  7. It’s strange that people think it’s ok to test products on children! People get a grip! Damage done to a child can or will result in permanent damage that will last them the rest of their lives, and what if it causes cancer, then what? Do you want to have on your conscience a child born with defects? Or would you suggest just aborting the child after finding defects that were deliberately caused?
    For crying out loud! It would be better to go a little organic than to test unknown chemicals on innocent children! Grown-ups can sign consent forms and the like. Adults can make informed decision and can know what is happening to them. If accounts are correct, what I’ve read on this, these are children taken out of the care of parents, those who are under government custody, and those who are mentally handicapped. If this is true, then this smacks of Nazi Germany pre-WWII!

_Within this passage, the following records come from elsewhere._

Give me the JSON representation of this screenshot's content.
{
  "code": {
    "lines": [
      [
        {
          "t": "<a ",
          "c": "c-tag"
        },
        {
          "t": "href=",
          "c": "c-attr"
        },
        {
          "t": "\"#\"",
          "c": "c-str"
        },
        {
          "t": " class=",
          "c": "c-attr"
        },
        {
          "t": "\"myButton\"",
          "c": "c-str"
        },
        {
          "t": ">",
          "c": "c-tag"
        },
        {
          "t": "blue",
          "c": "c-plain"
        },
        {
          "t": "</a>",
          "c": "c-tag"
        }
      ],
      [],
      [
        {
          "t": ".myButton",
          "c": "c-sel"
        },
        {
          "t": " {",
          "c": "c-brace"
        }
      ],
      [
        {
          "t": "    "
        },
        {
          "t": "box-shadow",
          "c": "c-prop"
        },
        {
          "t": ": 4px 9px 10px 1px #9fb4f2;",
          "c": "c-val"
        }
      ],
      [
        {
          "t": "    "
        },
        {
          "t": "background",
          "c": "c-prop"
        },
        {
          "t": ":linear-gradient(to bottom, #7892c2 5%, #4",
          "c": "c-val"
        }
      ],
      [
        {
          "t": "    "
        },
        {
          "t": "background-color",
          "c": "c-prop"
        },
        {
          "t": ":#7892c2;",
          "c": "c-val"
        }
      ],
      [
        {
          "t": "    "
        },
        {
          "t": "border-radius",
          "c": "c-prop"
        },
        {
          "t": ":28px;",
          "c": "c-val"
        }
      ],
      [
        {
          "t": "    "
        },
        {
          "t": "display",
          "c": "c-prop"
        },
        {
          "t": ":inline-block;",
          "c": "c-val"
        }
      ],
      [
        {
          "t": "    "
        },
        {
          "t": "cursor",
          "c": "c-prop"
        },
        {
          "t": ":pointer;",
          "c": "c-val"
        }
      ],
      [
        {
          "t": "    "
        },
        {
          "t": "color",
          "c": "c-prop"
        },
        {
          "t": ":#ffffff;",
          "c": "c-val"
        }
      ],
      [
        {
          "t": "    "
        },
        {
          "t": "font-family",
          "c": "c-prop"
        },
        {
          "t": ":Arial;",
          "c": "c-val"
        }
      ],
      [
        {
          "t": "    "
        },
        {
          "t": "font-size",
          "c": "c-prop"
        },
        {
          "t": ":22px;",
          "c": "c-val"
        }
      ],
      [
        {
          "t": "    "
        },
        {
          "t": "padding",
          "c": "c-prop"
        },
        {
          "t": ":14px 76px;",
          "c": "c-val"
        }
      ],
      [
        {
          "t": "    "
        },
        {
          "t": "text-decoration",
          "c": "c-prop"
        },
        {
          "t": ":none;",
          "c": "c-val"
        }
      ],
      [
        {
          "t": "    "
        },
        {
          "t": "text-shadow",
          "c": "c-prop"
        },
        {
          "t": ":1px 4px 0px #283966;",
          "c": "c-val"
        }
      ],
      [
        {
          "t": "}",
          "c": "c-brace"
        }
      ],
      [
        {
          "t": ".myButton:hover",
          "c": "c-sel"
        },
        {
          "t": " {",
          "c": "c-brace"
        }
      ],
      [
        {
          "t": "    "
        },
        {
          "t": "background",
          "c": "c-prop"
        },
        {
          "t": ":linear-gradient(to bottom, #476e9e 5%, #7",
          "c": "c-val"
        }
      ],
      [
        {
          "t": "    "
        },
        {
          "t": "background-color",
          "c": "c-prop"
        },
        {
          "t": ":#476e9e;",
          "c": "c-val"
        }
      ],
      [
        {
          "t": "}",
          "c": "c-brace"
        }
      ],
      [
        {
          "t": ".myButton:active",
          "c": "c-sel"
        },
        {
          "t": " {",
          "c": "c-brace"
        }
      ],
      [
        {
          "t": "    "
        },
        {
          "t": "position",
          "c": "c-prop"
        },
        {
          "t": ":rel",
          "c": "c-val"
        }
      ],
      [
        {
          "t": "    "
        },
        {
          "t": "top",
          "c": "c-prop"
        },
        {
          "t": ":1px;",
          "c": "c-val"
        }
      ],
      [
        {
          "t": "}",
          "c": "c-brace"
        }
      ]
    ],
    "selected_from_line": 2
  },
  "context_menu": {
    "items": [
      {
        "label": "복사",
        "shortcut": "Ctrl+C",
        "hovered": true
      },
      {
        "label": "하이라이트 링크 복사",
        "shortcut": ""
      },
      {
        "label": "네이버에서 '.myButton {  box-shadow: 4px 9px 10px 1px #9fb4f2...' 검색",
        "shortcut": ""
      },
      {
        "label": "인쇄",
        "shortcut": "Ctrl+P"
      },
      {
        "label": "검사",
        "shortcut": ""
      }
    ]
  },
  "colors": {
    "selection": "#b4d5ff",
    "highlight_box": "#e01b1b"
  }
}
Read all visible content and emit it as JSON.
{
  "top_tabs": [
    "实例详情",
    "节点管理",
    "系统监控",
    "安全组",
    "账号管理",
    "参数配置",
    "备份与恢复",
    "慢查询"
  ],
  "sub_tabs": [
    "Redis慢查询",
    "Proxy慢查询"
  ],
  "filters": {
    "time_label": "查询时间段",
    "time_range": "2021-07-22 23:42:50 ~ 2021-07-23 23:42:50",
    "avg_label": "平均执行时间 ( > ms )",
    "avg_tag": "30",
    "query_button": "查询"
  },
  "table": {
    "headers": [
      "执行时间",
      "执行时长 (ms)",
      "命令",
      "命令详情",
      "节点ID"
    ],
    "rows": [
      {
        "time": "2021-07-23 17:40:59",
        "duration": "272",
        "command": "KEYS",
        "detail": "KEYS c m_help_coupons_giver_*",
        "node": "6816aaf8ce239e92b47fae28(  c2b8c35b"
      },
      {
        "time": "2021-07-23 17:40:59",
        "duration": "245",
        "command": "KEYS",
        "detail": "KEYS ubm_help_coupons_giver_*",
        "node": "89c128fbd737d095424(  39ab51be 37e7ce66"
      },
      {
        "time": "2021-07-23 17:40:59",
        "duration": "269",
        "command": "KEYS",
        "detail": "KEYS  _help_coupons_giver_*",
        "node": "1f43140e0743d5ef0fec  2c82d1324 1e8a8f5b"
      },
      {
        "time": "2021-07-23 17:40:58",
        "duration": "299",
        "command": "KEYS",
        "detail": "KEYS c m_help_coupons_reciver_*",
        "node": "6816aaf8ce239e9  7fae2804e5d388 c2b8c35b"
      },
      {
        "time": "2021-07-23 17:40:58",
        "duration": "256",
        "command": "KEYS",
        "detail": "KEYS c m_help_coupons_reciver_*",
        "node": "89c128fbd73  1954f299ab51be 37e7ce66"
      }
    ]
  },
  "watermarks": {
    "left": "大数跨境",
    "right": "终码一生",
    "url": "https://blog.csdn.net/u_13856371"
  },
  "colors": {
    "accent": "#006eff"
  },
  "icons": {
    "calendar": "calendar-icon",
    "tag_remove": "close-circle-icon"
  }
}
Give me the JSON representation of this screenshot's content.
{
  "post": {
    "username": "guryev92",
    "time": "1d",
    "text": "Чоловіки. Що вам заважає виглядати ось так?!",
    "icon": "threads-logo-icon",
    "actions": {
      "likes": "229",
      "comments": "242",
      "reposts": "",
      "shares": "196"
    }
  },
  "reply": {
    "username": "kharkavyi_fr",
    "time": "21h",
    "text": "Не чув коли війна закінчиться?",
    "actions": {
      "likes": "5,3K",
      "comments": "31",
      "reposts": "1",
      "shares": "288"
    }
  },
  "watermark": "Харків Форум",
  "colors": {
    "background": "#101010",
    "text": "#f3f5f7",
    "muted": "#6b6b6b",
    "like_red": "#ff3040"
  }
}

  8. How dangerous is mercury contamination?
    I help run a blog for a doctor (http://tinyurl.com/9ma22) who just published an interesting article about mercury levels in fish. It was pretty surprising: According to a report, a lot of fish enters the United States without being tested for the toxic metal mercury. Some fish is so contaminated that young children and pregnant women should never eat it. Not all fish is highly polluted, but tilefish, swordfish, mackerel, shark, white snapper, and tuna contain the highest levels of mercury.

  9. I am an Environmental Technician and the mother of four and also am expecting my fifth child. Reading the information that you have on human testing is outrageous and very inhuman. I love my children too much to have tham exposed for anything, and also to be tested like lab rats. Anyone that reads these articles should not push it aside, they should open up and speak for people that do not have a voice to speak. Human testing is againts man kind, we were not put here to be lab rats!

  10. I suspect that there is a fundamental misunderstanding here.
    Have you ever gone camping? Have you ever been one of the millions of people who uses insect repellent? Have you ever sprayed that repellent on your children?
    Maybe you personally have not, but millions of people have.
    People are going to use these products on their children, with or without testing…. wouldn’t you feel safer knowing that a product which was generally considered to be safe for adults… has gone through the additional step of testing to ensure that it is also safe on children?
    Or would you prefer to just blindly use the product without any testing at all?

Leave a Reply

Your email address will not be published. Required fields are marked *